Now consider what happens if the layoff is not made. Eventually the company will lose money, become less competitive and the problems multiply for the lack of layoffs. The result can only be that many others such as the employees, suppliers, shareholders or the community will be seriously harmed when the business fails. However unpleasant, the layoff for lack of work is ethical, not nice, but ethical.
So the method is simple. Consider all the alternatives and select the one with the least harm to all. Easier said than done.
Time passes, the act is carried out, and you or someone else thinks of a better, less evil solution to the problem or opportunity. Was the original act ethical? Yes. You tried your best to be ethical. Not being clever enough is no sin. You must learn to live with and rejoice in God's gift of your limitations.
More time passes. Given the identical problem there is no guarantee that the ethical decision you made in the past would be ethical now. Times change the priorities. What was important then may not be important now. What was a minor consideration then may be a major concern now.
In business we are trying to find the best balance for all: the employees, shareholders, customers, suppliers, government and the community. Demands of each change with time. For example, in recent years the governments drive for improve workplace health and safety, minimizing and controlling pollution have come to the fore. Twenty years ago they were just being thought about. Forty years ago, they were non-issues. Times change. The new balance must be found with the changing times.
If we pay too much for supplies and wages, our costs become excessive and we loose our competitiveness. Layoffs and perhaps business failure occurs harming all employees, the shareholders, our suppliers, customers etc.
If our wages are to low we loose good employees and their skills, endangering the business.
Our family life goes through similar changes. The balance of your influencing your children changes, demanding a rebalance of your private life. Consider the balance when the children were small to when you will have an empty nest. Both logic and Ethics demands you treat your children well. Be good to your children. Always remember: they pick your old age home.
I can understand if you object to my ethical system. But to object to mine while having none of your own is foolish.
This was written to clarify my thoughts and develop an ethical way of reasoning suitable to my life style.

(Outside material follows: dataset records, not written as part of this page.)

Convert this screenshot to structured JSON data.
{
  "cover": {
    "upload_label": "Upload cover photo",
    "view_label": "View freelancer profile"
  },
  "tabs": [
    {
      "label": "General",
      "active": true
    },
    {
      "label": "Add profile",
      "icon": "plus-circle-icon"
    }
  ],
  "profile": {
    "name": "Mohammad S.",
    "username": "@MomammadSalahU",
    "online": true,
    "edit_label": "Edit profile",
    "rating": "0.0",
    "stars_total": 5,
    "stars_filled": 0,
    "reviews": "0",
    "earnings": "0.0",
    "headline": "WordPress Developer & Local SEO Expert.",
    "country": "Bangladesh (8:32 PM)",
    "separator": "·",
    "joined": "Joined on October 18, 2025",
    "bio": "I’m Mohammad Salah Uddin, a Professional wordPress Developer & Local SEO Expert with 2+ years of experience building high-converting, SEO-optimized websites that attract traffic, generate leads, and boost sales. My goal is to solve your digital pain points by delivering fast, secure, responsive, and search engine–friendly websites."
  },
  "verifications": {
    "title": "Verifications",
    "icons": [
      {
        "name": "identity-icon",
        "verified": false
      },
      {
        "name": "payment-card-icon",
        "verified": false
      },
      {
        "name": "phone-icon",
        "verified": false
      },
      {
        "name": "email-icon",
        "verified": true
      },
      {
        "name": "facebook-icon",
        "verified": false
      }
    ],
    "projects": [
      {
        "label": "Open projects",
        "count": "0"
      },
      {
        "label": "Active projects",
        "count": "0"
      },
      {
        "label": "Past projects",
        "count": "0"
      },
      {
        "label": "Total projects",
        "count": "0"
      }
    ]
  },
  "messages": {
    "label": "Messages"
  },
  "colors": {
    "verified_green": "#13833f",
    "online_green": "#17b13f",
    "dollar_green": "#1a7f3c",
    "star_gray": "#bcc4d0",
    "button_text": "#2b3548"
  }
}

Over the years I have found it to be a great problem solver when dealing with personnel problems both at home and at work.